■ **THE PROBLEM**: Could you filter the records below down to the lines that include the word "JSON"?

■ **THE DATA**:
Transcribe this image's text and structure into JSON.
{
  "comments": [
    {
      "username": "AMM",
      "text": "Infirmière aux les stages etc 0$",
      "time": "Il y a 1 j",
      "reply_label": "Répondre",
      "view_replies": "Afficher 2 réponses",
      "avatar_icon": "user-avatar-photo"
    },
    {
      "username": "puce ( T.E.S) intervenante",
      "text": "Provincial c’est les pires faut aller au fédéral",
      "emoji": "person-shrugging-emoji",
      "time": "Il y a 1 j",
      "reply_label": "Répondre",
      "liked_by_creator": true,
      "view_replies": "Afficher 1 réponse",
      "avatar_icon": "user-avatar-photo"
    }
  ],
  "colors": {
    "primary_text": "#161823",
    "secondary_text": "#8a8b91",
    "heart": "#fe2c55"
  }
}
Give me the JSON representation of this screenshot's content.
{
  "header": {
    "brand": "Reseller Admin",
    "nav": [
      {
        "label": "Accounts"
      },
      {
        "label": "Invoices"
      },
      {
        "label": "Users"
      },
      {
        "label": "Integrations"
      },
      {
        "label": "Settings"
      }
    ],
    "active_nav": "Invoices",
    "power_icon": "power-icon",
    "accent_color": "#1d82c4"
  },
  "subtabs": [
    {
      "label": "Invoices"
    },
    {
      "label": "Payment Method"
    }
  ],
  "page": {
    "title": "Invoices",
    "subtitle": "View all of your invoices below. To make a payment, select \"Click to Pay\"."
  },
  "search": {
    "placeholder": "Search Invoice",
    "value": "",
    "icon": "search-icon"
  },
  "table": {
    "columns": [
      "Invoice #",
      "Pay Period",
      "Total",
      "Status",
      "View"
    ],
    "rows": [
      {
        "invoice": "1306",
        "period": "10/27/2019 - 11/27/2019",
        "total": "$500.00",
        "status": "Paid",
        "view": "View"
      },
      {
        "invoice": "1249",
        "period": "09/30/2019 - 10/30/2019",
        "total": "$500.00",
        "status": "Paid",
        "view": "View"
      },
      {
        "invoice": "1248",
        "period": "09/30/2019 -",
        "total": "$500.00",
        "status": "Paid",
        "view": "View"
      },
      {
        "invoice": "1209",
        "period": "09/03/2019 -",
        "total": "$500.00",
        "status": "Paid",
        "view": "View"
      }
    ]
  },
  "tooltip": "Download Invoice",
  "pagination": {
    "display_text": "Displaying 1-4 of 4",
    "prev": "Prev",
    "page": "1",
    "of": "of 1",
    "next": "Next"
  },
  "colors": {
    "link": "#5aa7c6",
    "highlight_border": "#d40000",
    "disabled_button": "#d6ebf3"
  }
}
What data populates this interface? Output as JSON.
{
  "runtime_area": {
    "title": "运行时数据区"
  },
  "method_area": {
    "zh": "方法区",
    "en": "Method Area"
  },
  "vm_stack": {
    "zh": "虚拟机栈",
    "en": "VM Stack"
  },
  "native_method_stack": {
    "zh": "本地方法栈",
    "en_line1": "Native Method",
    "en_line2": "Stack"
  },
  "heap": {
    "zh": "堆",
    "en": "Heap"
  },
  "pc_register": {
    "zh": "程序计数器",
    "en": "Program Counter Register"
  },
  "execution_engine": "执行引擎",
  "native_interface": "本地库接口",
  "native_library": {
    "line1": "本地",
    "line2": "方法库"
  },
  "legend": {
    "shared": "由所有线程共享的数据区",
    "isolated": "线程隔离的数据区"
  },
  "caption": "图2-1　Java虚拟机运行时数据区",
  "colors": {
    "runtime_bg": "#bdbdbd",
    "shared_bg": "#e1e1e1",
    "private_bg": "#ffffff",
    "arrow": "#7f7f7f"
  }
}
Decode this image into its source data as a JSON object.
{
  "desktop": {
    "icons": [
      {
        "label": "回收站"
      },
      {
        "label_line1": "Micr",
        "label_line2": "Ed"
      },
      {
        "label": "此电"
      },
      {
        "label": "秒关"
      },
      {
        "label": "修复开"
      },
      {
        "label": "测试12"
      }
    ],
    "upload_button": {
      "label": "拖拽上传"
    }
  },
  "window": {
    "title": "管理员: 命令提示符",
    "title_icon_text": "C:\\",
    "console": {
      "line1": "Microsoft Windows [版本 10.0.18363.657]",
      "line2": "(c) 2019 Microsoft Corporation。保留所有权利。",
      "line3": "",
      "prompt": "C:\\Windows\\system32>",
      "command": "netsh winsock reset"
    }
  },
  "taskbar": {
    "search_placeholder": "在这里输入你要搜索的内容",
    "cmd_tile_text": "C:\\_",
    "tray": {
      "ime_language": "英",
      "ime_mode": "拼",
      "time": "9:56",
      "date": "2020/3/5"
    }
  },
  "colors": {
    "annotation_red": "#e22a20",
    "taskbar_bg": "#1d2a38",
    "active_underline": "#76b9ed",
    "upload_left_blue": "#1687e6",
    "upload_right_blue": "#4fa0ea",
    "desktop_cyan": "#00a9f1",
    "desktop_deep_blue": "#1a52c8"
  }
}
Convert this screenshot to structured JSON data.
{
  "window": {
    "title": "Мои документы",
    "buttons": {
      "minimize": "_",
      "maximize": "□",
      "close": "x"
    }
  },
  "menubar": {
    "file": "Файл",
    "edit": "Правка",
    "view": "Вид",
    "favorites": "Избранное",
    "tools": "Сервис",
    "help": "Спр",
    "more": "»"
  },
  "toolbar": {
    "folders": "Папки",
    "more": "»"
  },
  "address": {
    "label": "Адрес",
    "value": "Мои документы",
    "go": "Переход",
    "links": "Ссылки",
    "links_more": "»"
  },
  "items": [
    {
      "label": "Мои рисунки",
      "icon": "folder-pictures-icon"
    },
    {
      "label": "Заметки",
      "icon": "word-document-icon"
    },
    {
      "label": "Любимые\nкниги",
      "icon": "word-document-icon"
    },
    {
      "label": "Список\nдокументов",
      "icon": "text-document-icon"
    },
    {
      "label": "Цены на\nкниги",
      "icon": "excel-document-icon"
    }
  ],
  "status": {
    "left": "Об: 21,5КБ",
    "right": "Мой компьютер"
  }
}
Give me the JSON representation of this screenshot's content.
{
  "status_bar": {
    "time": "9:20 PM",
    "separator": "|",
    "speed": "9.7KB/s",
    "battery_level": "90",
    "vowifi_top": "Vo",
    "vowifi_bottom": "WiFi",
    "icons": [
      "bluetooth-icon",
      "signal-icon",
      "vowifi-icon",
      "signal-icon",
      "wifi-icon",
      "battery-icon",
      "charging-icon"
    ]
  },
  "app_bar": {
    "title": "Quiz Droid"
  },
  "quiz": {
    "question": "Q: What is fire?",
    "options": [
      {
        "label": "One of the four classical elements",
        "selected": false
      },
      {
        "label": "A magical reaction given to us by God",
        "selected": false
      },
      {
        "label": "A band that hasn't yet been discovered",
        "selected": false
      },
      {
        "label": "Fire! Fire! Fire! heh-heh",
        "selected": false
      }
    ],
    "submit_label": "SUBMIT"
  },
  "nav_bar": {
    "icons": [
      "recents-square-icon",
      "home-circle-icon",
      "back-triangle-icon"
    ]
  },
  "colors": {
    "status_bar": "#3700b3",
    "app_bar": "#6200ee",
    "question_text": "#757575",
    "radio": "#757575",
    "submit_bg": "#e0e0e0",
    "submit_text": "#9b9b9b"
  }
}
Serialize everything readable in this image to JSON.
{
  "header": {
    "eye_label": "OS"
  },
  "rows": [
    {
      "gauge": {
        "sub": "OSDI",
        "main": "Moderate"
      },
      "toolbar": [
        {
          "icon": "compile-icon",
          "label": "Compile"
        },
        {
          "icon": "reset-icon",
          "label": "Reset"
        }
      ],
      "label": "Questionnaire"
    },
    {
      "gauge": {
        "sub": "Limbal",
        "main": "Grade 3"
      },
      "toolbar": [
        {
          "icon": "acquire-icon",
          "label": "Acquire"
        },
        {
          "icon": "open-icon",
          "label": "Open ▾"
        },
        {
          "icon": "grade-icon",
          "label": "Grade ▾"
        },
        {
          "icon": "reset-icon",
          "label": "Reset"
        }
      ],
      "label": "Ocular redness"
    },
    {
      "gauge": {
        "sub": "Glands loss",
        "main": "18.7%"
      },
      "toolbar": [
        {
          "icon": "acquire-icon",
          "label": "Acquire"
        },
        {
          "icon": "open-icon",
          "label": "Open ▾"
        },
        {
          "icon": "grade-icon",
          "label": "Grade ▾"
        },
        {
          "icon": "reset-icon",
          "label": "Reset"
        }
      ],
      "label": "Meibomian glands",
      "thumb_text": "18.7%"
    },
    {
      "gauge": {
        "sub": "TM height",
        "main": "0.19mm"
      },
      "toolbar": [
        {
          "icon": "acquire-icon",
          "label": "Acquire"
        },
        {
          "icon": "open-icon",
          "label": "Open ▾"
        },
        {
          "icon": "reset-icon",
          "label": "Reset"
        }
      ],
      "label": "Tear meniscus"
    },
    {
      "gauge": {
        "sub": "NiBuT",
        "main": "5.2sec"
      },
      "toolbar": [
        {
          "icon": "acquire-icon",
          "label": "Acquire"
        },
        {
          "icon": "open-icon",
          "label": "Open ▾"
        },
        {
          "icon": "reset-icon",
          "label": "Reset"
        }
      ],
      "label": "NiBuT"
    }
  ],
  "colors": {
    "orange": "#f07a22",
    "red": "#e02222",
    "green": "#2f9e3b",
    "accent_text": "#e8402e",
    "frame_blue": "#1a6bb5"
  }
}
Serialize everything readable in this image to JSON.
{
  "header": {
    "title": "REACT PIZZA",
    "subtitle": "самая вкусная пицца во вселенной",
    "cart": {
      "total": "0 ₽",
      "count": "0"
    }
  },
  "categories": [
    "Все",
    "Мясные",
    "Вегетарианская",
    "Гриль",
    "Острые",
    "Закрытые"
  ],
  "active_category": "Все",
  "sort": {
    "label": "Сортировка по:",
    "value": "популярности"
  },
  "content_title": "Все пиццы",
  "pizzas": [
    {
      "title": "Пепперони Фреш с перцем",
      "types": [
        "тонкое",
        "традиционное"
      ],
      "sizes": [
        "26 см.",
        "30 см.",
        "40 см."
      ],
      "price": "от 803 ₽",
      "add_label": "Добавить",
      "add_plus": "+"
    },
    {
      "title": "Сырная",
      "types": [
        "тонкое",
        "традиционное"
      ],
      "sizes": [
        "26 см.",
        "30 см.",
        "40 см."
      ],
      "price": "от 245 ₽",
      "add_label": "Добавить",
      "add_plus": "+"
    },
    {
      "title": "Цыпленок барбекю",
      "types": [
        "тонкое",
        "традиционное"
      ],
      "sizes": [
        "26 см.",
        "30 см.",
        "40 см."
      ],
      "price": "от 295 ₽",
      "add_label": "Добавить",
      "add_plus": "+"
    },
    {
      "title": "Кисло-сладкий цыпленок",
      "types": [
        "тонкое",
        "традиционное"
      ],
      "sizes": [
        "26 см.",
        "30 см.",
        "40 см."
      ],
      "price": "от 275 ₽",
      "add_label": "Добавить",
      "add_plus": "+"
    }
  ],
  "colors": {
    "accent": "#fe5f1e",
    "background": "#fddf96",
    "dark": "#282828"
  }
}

■ **SOLUTION FOR THIS EXERCISE**:
Transcribe this image's text and structure into JSON.
Give me the JSON representation of this screenshot's content.
What data populates this interface? Output as JSON.
Decode this image into its source data as a JSON object.
Convert this screenshot to structured JSON data.
Give me the JSON representation of this screenshot's content.
Serialize everything readable in this image to JSON.
Serialize everything readable in this image to JSON.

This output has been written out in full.